■ How to complete this task
The full set of records is to be reproduced verbatim.

##### Data to use #####

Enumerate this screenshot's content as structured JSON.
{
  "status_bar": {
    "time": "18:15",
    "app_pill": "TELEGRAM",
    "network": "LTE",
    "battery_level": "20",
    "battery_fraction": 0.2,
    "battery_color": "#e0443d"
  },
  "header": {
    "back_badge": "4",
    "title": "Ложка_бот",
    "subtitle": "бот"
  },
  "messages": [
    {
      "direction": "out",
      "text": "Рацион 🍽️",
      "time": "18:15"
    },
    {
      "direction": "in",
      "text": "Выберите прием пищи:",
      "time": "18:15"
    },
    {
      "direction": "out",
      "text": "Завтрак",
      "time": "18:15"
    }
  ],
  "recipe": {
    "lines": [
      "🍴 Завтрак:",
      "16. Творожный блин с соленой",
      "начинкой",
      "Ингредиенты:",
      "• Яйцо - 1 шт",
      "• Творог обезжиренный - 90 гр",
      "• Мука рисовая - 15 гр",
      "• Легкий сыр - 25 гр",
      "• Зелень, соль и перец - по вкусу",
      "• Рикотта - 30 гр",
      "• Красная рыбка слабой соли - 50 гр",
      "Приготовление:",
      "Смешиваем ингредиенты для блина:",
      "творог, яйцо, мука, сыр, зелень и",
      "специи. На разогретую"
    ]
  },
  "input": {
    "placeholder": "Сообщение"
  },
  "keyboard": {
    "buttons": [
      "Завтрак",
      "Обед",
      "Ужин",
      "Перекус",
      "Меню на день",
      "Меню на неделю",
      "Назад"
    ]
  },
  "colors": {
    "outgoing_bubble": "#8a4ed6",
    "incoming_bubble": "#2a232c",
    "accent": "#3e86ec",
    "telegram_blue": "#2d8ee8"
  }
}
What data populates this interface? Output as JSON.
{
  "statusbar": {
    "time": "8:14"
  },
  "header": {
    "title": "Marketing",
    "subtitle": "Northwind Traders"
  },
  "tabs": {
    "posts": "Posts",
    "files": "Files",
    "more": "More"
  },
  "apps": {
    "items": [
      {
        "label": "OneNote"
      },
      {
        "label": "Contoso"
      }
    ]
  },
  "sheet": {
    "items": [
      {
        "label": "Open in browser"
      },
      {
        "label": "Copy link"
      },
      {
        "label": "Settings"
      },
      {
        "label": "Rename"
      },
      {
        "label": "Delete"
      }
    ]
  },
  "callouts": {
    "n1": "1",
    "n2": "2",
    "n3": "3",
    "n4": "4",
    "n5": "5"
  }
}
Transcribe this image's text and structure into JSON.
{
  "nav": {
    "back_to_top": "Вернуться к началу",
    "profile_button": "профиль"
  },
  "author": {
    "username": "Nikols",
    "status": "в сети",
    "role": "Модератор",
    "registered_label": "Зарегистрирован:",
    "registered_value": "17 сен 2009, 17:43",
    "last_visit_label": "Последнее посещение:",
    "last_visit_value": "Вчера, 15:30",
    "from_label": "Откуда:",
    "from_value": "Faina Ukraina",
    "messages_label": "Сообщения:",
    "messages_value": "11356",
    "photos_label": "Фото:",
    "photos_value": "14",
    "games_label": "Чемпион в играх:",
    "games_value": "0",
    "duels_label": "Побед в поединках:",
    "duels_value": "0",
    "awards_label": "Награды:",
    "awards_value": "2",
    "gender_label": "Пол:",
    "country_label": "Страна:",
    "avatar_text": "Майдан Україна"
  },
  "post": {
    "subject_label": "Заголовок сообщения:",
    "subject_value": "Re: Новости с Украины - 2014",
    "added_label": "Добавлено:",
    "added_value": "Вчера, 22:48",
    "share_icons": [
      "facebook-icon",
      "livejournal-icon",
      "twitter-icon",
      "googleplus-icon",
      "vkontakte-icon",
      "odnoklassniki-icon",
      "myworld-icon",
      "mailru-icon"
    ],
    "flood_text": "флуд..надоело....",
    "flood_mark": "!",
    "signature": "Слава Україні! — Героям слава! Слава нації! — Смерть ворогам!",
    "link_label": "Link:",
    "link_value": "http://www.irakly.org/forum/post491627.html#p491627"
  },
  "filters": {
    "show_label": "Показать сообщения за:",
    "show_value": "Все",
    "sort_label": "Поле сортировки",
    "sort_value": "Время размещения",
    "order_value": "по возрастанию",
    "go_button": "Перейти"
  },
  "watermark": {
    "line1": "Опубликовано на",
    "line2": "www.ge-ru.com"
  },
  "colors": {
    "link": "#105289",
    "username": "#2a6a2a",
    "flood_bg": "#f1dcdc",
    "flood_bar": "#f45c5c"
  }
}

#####

■ Task answer
Enumerate this screenshot's content as structured JSON.
{
  "status_bar": {
    "time": "18:15",
    "app_pill": "TELEGRAM",
    "network": "LTE",
    "battery_level": "20",
    "battery_fraction": 0.2,
    "battery_color": "#e0443d"
  },
  "header": {
    "back_badge": "4",
    "title": "Ложка_бот",
    "subtitle": "бот"
  },
  "messages": [
    {
      "direction": "out",
      "text": "Рацион 🍽️",
      "time": "18:15"
    },
    {
      "direction": "in",
      "text": "Выберите прием пищи:",
      "time": "18:15"
    },
    {
      "direction": "out",
      "text": "Завтрак",
      "time": "18:15"
    }
  ],
  "recipe": {
    "lines": [
      "🍴 Завтрак:",
      "16. Творожный блин с соленой",
      "начинкой",
      "Ингредиенты:",
      "• Яйцо - 1 шт",
      "• Творог обезжиренный - 90 гр",
      "• Мука рисовая - 15 гр",
      "• Легкий сыр - 25 гр",
      "• Зелень, соль и перец - по вкусу",
      "• Рикотта - 30 гр",
      "• Красная рыбка слабой соли - 50 гр",
      "Приготовление:",
      "Смешиваем ингредиенты для блина:",
      "творог, яйцо, мука, сыр, зелень и",
      "специи. На разогретую"
    ]
  },
  "input": {
    "placeholder": "Сообщение"
  },
  "keyboard": {
    "buttons": [
      "Завтрак",
      "Обед",
      "Ужин",
      "Перекус",
      "Меню на день",
      "Меню на неделю",
      "Назад"
    ]
  },
  "colors": {
    "outgoing_bubble": "#8a4ed6",
    "incoming_bubble": "#2a232c",
    "accent": "#3e86ec",
    "telegram_blue": "#2d8ee8"
  }
}
What data populates this interface? Output as JSON.
{
  "statusbar": {
    "time": "8:14"
  },
  "header": {
    "title": "Marketing",
    "subtitle": "Northwind Traders"
  },
  "tabs": {
    "posts": "Posts",
    "files": "Files",
    "more": "More"
  },
  "apps": {
    "items": [
      {
        "label": "OneNote"
      },
      {
        "label": "Contoso"
      }
    ]
  },
  "sheet": {
    "items": [
      {
        "label": "Open in browser"
      },
      {
        "label": "Copy link"
      },
      {
        "label": "Settings"
      },
      {
        "label": "Rename"
      },
      {
        "label": "Delete"
      }
    ]
  },
  "callouts": {
    "n1": "1",
    "n2": "2",
    "n3": "3",
    "n4": "4",
    "n5": "5"
  }
}
Transcribe this image's text and structure into JSON.
{
  "nav": {
    "back_to_top": "Вернуться к началу",
    "profile_button": "профиль"
  },
  "author": {
    "username": "Nikols",
    "status": "в сети",
    "role": "Модератор",
    "registered_label": "Зарегистрирован:",
    "registered_value": "17 сен 2009, 17:43",
    "last_visit_label": "Последнее посещение:",
    "last_visit_value": "Вчера, 15:30",
    "from_label": "Откуда:",
    "from_value": "Faina Ukraina",
    "messages_label": "Сообщения:",
    "messages_value": "11356",
    "photos_label": "Фото:",
    "photos_value": "14",
    "games_label": "Чемпион в играх:",
    "games_value": "0",
    "duels_label": "Побед в поединках:",
    "duels_value": "0",
    "awards_label": "Награды:",
    "awards_value": "2",
    "gender_label": "Пол:",
    "country_label": "Страна:",
    "avatar_text": "Майдан Україна"
  },
  "post": {
    "subject_label": "Заголовок сообщения:",
    "subject_value": "Re: Новости с Украины - 2014",
    "added_label": "Добавлено:",
    "added_value": "Вчера, 22:48",
    "share_icons": [
      "facebook-icon",
      "livejournal-icon",
      "twitter-icon",
      "googleplus-icon",
      "vkontakte-icon",
      "odnoklassniki-icon",
      "myworld-icon",
      "mailru-icon"
    ],
    "flood_text": "флуд..надоело....",
    "flood_mark": "!",
    "signature": "Слава Україні! — Героям слава! Слава нації! — Смерть ворогам!",
    "link_label": "Link:",
    "link_value": "http://www.irakly.org/forum/post491627.html#p491627"
  },
  "filters": {
    "show_label": "Показать сообщения за:",
    "show_value": "Все",
    "sort_label": "Поле сортировки",
    "sort_value": "Время размещения",
    "order_value": "по возрастанию",
    "go_button": "Перейти"
  },
  "watermark": {
    "line1": "Опубликовано на",
    "line2": "www.ge-ru.com"
  },
  "colors": {
    "link": "#105289",
    "username": "#2a6a2a",
    "flood_bg": "#f1dcdc",
    "flood_bar": "#f45c5c"
  }
}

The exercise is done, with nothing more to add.